September 22, 1665, was a big day for Marthe Quitel as she prepared to wed Barthélemy Verreault dit le Bourguignon at the church in Château-Richer. For the daughter of Denis Quitel and Louise Bénard, born around 1638 in Normandy, it was the culmination of several turbulent months and marked the beginning of a new life.

After many long weeks at sea aboard the Saint-Jean-Baptiste, Marthe reached Québec on June 18, 1665. Along with 89 other would-be brides and 130 soldiers, Marthe had embarked for the New World in search of a better life. Without the paid passage and hope chest she was provided by King Louis XIV, she would never have had the opportunity to make the voyage.

Colour reproduction of a watercolour showing seven women dressed in colourful frocks disembarking. The women are seen in profile on the right half of the painting, and are facing two men wearing official dress. The woman at the front of the group is curtseying before them. The first of the two men, Jean Talon, is decked in finery. He has a sword tucked in his belt, and is wearing a wig and holding a large, feather-adorned hat. The other man, François de Laval, is wearing a prelate’s robe and a burgundy stole. Around his neck is a large golden cross. The other figures in the scene include several bewigged gentlemen and a soldier. In the foreground stands the stone wall of a wharf and the lowers steps of a stone staircase.

Arrival of the Brides


Carrying only a chest containing a few garments, needles, thread, and scissors, Marthe arrived at a home in Québec where she received room and board as she waited to find a husband. In exchange for the king’s generosity, Marthe and her travel companions, who came to be known as the “Filles du Roy,” were expected to fulfill a singular mission to help populate the colony, that is, to marry and found a family.

But Marthe faced an additional hardship. Since the King’s colony was to be strictly for Catholics, she was forced to officially forswear her Calvinist faith at the Notre-Dame Church in Québec on July 17, 1665. Once accepted into the Catholic fold, she was free to take a husband. And there was no shortage of eligible bachelors to choose from!

Archival map depicting part of the City of Québec (including Charlesbourg and Beauport), the Côte-de-Beaupré region, Île d’Orléans, the south shore of the St. Lawrence River, and the rectangular plots of land running perpendicular to the river. The circle in the centre of the map features a blow-up of the lot bearing the name “F. Vero” as well as several adjacent lots.

Lot occupied by Marthe Quitel and Barthélemy Verreault in Château-Richer, map dated 1709

She settled on Barthélemy Verreault, a blacksmith and bladesmith who had arrived in New France three years earlier. In June of that same year, Verreault acquired a plot of land in Château-Richer from Jacques Cauchon dit La Motte. The marriage contract was signed before a notary public in late August, and Marthe and Barthélemy were ready to make their union official in church and begin their new life together as man and wife.
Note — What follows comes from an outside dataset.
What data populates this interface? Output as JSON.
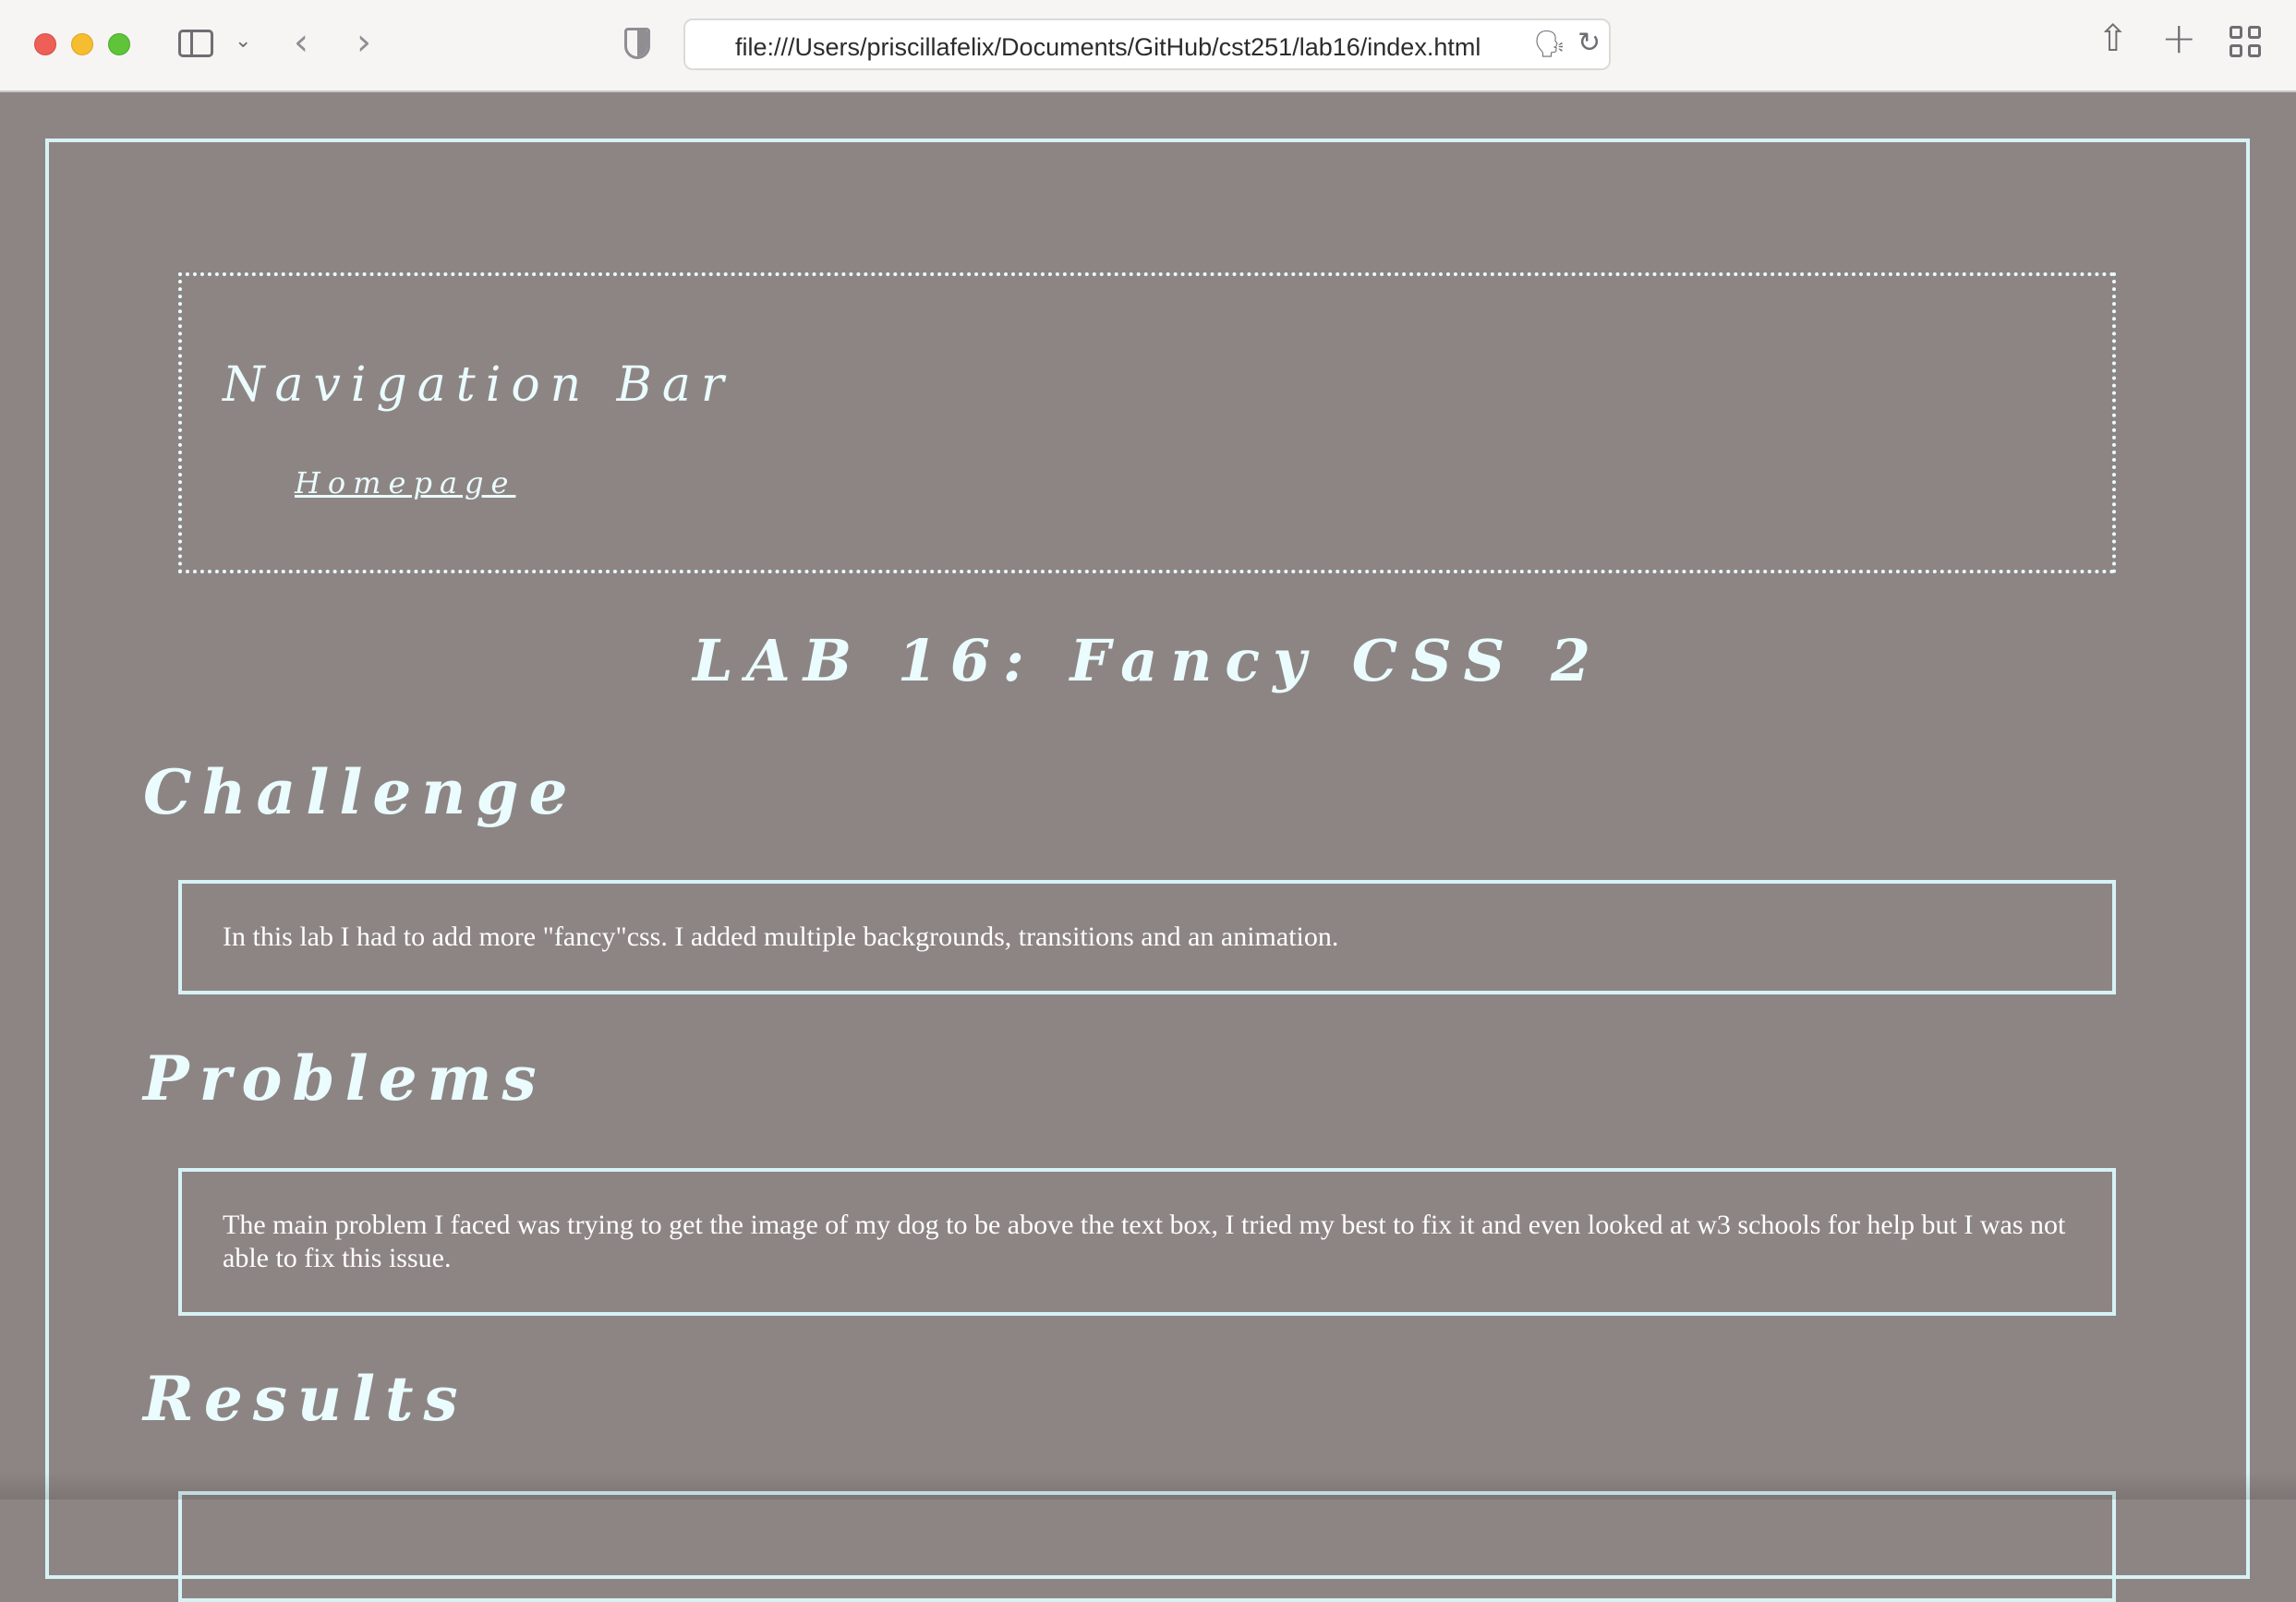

Sylvie Asselin steps into the shoes of Marthe Quitel (English and French subtitles available) –View the video with transcript (EN)

The ancestors of the Verreault family in North America, Marthe and Barthélemy had nine children, six of whom survived past the age of 18.

Sylvie Asselin describes how she came to be involved in Société d’histoire des Filles du Roy (English and French subtitles available) – View the video with transcript (EN)

Today, Château-Richer looks back at… Marthe and the twenty-two other “filles du roy” who played a role in developing the Côte-de-Beaupré region through their descendants and their hard work, and whose memory is proudly upheld by Société d’histoire des Filles du Roy.